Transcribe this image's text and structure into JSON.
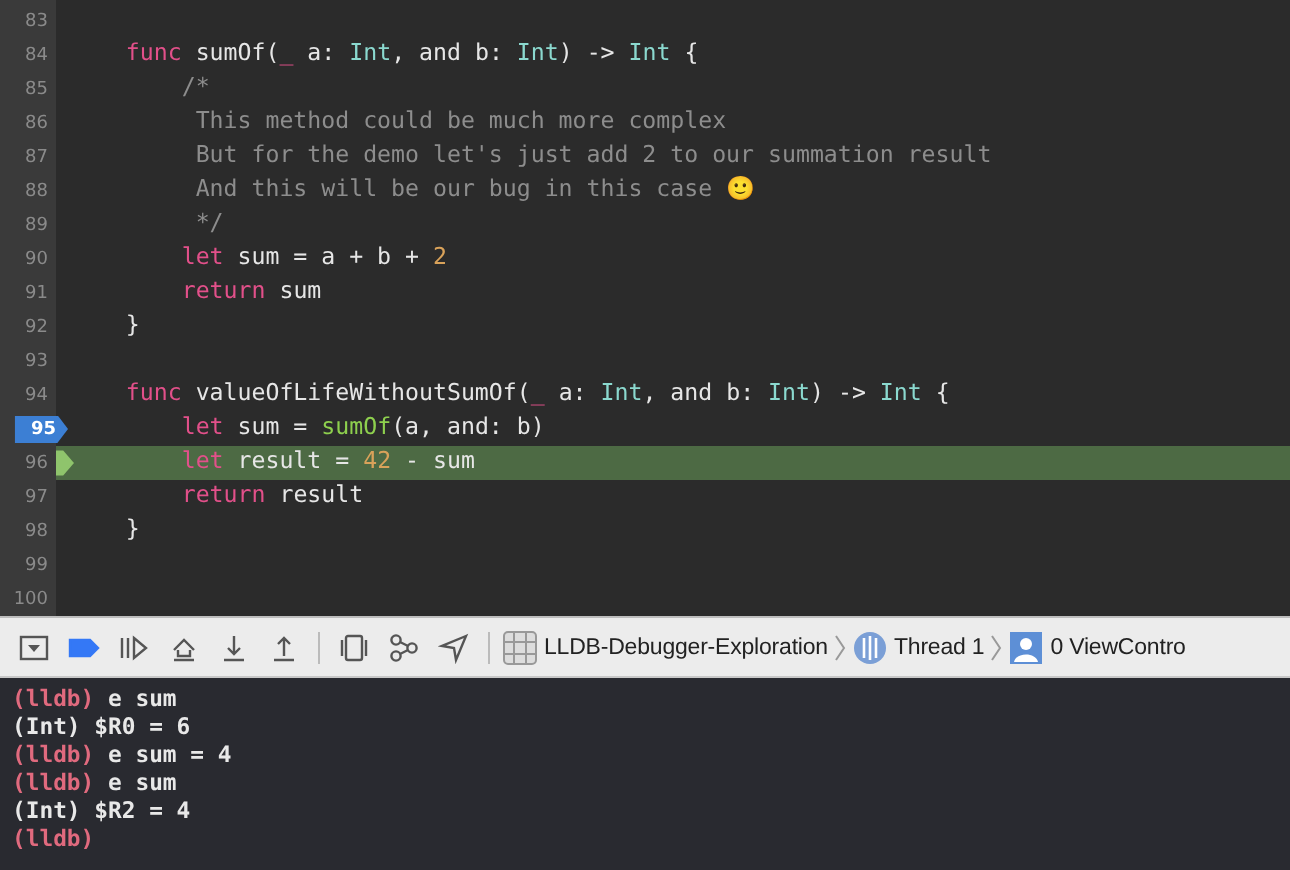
{
  "editor": {
    "lines": [
      {
        "number": "83"
      },
      {
        "number": "84",
        "tokens": [
          {
            "text": "    func",
            "kind": "keyword"
          },
          {
            "text": " sumOf(",
            "kind": "plain"
          },
          {
            "text": "_",
            "kind": "keyword"
          },
          {
            "text": " a: ",
            "kind": "plain"
          },
          {
            "text": "Int",
            "kind": "type"
          },
          {
            "text": ", and b: ",
            "kind": "plain"
          },
          {
            "text": "Int",
            "kind": "type"
          },
          {
            "text": ") -> ",
            "kind": "plain"
          },
          {
            "text": "Int",
            "kind": "type"
          },
          {
            "text": " {",
            "kind": "plain"
          }
        ]
      },
      {
        "number": "85",
        "tokens": [
          {
            "text": "        /*",
            "kind": "comment"
          }
        ]
      },
      {
        "number": "86",
        "tokens": [
          {
            "text": "         This method could be much more complex",
            "kind": "comment"
          }
        ]
      },
      {
        "number": "87",
        "tokens": [
          {
            "text": "         But for the demo let's just add 2 to our summation result",
            "kind": "comment"
          }
        ]
      },
      {
        "number": "88",
        "tokens": [
          {
            "text": "         And this will be our bug in this case 🙂",
            "kind": "comment"
          }
        ]
      },
      {
        "number": "89",
        "tokens": [
          {
            "text": "         */",
            "kind": "comment"
          }
        ]
      },
      {
        "number": "90",
        "tokens": [
          {
            "text": "        let",
            "kind": "keyword"
          },
          {
            "text": " sum = a + b + ",
            "kind": "plain"
          },
          {
            "text": "2",
            "kind": "number"
          }
        ]
      },
      {
        "number": "91",
        "tokens": [
          {
            "text": "        return",
            "kind": "keyword"
          },
          {
            "text": " sum",
            "kind": "plain"
          }
        ]
      },
      {
        "number": "92",
        "tokens": [
          {
            "text": "    }",
            "kind": "plain"
          }
        ]
      },
      {
        "number": "93"
      },
      {
        "number": "94",
        "tokens": [
          {
            "text": "    func",
            "kind": "keyword"
          },
          {
            "text": " valueOfLifeWithoutSumOf(",
            "kind": "plain"
          },
          {
            "text": "_",
            "kind": "keyword"
          },
          {
            "text": " a: ",
            "kind": "plain"
          },
          {
            "text": "Int",
            "kind": "type"
          },
          {
            "text": ", and b: ",
            "kind": "plain"
          },
          {
            "text": "Int",
            "kind": "type"
          },
          {
            "text": ") -> ",
            "kind": "plain"
          },
          {
            "text": "Int",
            "kind": "type"
          },
          {
            "text": " {",
            "kind": "plain"
          }
        ]
      },
      {
        "number": "95",
        "breakpoint": true,
        "tokens": [
          {
            "text": "        let",
            "kind": "keyword"
          },
          {
            "text": " sum = ",
            "kind": "plain"
          },
          {
            "text": "sumOf",
            "kind": "call"
          },
          {
            "text": "(a, and: b)",
            "kind": "plain"
          }
        ]
      },
      {
        "number": "96",
        "current": true,
        "tokens": [
          {
            "text": "        let",
            "kind": "keyword"
          },
          {
            "text": " result = ",
            "kind": "plain"
          },
          {
            "text": "42",
            "kind": "number"
          },
          {
            "text": " - sum",
            "kind": "plain"
          }
        ]
      },
      {
        "number": "97",
        "tokens": [
          {
            "text": "        return",
            "kind": "keyword"
          },
          {
            "text": " result",
            "kind": "plain"
          }
        ]
      },
      {
        "number": "98",
        "tokens": [
          {
            "text": "    }",
            "kind": "plain"
          }
        ]
      },
      {
        "number": "99"
      },
      {
        "number": "100"
      }
    ]
  },
  "debug_bar": {
    "buttons": [
      {
        "kind": "hide-panel"
      },
      {
        "kind": "breakpoints",
        "on": true
      },
      {
        "kind": "continue"
      },
      {
        "kind": "step-over"
      },
      {
        "kind": "step-into"
      },
      {
        "kind": "step-out"
      },
      {
        "kind": "view-debugger"
      },
      {
        "kind": "memory-graph"
      },
      {
        "kind": "location"
      }
    ],
    "jump_bar": [
      {
        "kind": "project",
        "label": "LLDB-Debugger-Exploration"
      },
      {
        "kind": "thread",
        "label": "Thread 1"
      },
      {
        "kind": "frame",
        "label": "0 ViewContro"
      }
    ]
  },
  "console": {
    "lines": [
      {
        "kind": "input",
        "prompt": "(lldb)",
        "command": "e sum"
      },
      {
        "kind": "output",
        "text": "(Int) $R0 = 6"
      },
      {
        "kind": "input",
        "prompt": "(lldb)",
        "command": "e sum = 4"
      },
      {
        "kind": "input",
        "prompt": "(lldb)",
        "command": "e sum"
      },
      {
        "kind": "output",
        "text": "(Int) $R2 = 4"
      },
      {
        "kind": "input",
        "prompt": "(lldb)"
      }
    ]
  }
}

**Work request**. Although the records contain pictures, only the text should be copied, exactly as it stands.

**Answer box**.
Transcribe this image's text and structure into JSON.
{
  "editor": {
    "lines": [
      {
        "number": "83"
      },
      {
        "number": "84",
        "tokens": [
          {
            "text": "    func",
            "kind": "keyword"
          },
          {
            "text": " sumOf(",
            "kind": "plain"
          },
          {
            "text": "_",
            "kind": "keyword"
          },
          {
            "text": " a: ",
            "kind": "plain"
          },
          {
            "text": "Int",
            "kind": "type"
          },
          {
            "text": ", and b: ",
            "kind": "plain"
          },
          {
            "text": "Int",
            "kind": "type"
          },
          {
            "text": ") -> ",
            "kind": "plain"
          },
          {
            "text": "Int",
            "kind": "type"
          },
          {
            "text": " {",
            "kind": "plain"
          }
        ]
      },
      {
        "number": "85",
        "tokens": [
          {
            "text": "        /*",
            "kind": "comment"
          }
        ]
      },
      {
        "number": "86",
        "tokens": [
          {
            "text": "         This method could be much more complex",
            "kind": "comment"
          }
        ]
      },
      {
        "number": "87",
        "tokens": [
          {
            "text": "         But for the demo let's just add 2 to our summation result",
            "kind": "comment"
          }
        ]
      },
      {
        "number": "88",
        "tokens": [
          {
            "text": "         And this will be our bug in this case 🙂",
            "kind": "comment"
          }
        ]
      },
      {
        "number": "89",
        "tokens": [
          {
            "text": "         */",
            "kind": "comment"
          }
        ]
      },
      {
        "number": "90",
        "tokens": [
          {
            "text": "        let",
            "kind": "keyword"
          },
          {
            "text": " sum = a + b + ",
            "kind": "plain"
          },
          {
            "text": "2",
            "kind": "number"
          }
        ]
      },
      {
        "number": "91",
        "tokens": [
          {
            "text": "        return",
            "kind": "keyword"
          },
          {
            "text": " sum",
            "kind": "plain"
          }
        ]
      },
      {
        "number": "92",
        "tokens": [
          {
            "text": "    }",
            "kind": "plain"
          }
        ]
      },
      {
        "number": "93"
      },
      {
        "number": "94",
        "tokens": [
          {
            "text": "    func",
            "kind": "keyword"
          },
          {
            "text": " valueOfLifeWithoutSumOf(",
            "kind": "plain"
          },
          {
            "text": "_",
            "kind": "keyword"
          },
          {
            "text": " a: ",
            "kind": "plain"
          },
          {
            "text": "Int",
            "kind": "type"
          },
          {
            "text": ", and b: ",
            "kind": "plain"
          },
          {
            "text": "Int",
            "kind": "type"
          },
          {
            "text": ") -> ",
            "kind": "plain"
          },
          {
            "text": "Int",
            "kind": "type"
          },
          {
            "text": " {",
            "kind": "plain"
          }
        ]
      },
      {
        "number": "95",
        "breakpoint": true,
        "tokens": [
          {
            "text": "        let",
            "kind": "keyword"
          },
          {
            "text": " sum = ",
            "kind": "plain"
          },
          {
            "text": "sumOf",
            "kind": "call"
          },
          {
            "text": "(a, and: b)",
            "kind": "plain"
          }
        ]
      },
      {
        "number": "96",
        "current": true,
        "tokens": [
          {
            "text": "        let",
            "kind": "keyword"
          },
          {
            "text": " result = ",
            "kind": "plain"
          },
          {
            "text": "42",
            "kind": "number"
          },
          {
            "text": " - sum",
            "kind": "plain"
          }
        ]
      },
      {
        "number": "97",
        "tokens": [
          {
            "text": "        return",
            "kind": "keyword"
          },
          {
            "text": " result",
            "kind": "plain"
          }
        ]
      },
      {
        "number": "98",
        "tokens": [
          {
            "text": "    }",
            "kind": "plain"
          }
        ]
      },
      {
        "number": "99"
      },
      {
        "number": "100"
      }
    ]
  },
  "debug_bar": {
    "buttons": [
      {
        "kind": "hide-panel"
      },
      {
        "kind": "breakpoints",
        "on": true
      },
      {
        "kind": "continue"
      },
      {
        "kind": "step-over"
      },
      {
        "kind": "step-into"
      },
      {
        "kind": "step-out"
      },
      {
        "kind": "view-debugger"
      },
      {
        "kind": "memory-graph"
      },
      {
        "kind": "location"
      }
    ],
    "jump_bar": [
      {
        "kind": "project",
        "label": "LLDB-Debugger-Exploration"
      },
      {
        "kind": "thread",
        "label": "Thread 1"
      },
      {
        "kind": "frame",
        "label": "0 ViewContro"
      }
    ]
  },
  "console": {
    "lines": [
      {
        "kind": "input",
        "prompt": "(lldb)",
        "command": "e sum"
      },
      {
        "kind": "output",
        "text": "(Int) $R0 = 6"
      },
      {
        "kind": "input",
        "prompt": "(lldb)",
        "command": "e sum = 4"
      },
      {
        "kind": "input",
        "prompt": "(lldb)",
        "command": "e sum"
      },
      {
        "kind": "output",
        "text": "(Int) $R2 = 4"
      },
      {
        "kind": "input",
        "prompt": "(lldb)"
      }
    ]
  }
}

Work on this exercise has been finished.